WHAT YOU SHOULD DO: Repeat the data exactly. Pictures are not part of the copy.
◇ ◇ ◇ ◇
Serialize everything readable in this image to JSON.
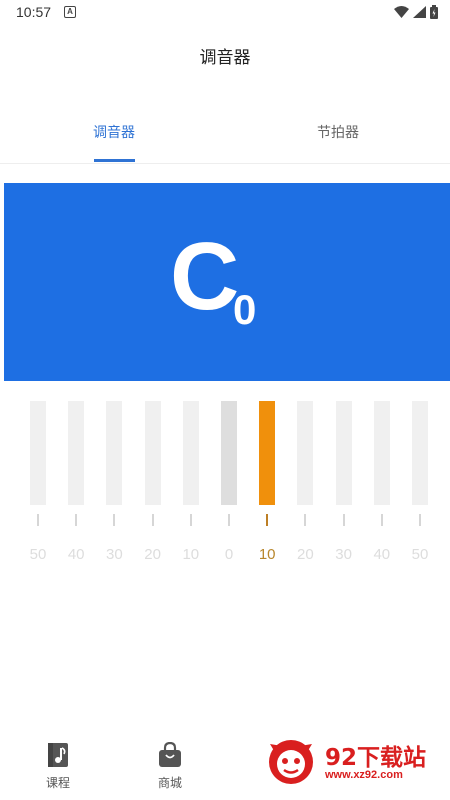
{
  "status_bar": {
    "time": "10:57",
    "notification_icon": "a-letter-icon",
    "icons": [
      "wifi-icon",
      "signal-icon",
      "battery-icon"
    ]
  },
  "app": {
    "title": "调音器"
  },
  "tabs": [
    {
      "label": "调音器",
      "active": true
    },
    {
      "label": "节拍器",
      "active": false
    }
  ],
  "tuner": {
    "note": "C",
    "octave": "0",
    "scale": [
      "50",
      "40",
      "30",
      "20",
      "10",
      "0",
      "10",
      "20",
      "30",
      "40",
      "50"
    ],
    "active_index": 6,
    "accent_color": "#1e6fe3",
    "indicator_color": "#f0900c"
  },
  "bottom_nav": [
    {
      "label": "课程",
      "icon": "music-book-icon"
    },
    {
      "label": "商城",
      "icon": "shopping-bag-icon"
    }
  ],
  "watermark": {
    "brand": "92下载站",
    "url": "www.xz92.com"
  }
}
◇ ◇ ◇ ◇
OUTPUT BELOW:
Serialize everything readable in this image to JSON.
{
  "status_bar": {
    "time": "10:57",
    "notification_icon": "a-letter-icon",
    "icons": [
      "wifi-icon",
      "signal-icon",
      "battery-icon"
    ]
  },
  "app": {
    "title": "调音器"
  },
  "tabs": [
    {
      "label": "调音器",
      "active": true
    },
    {
      "label": "节拍器",
      "active": false
    }
  ],
  "tuner": {
    "note": "C",
    "octave": "0",
    "scale": [
      "50",
      "40",
      "30",
      "20",
      "10",
      "0",
      "10",
      "20",
      "30",
      "40",
      "50"
    ],
    "active_index": 6,
    "accent_color": "#1e6fe3",
    "indicator_color": "#f0900c"
  },
  "bottom_nav": [
    {
      "label": "课程",
      "icon": "music-book-icon"
    },
    {
      "label": "商城",
      "icon": "shopping-bag-icon"
    }
  ],
  "watermark": {
    "brand": "92下载站",
    "url": "www.xz92.com"
  }
}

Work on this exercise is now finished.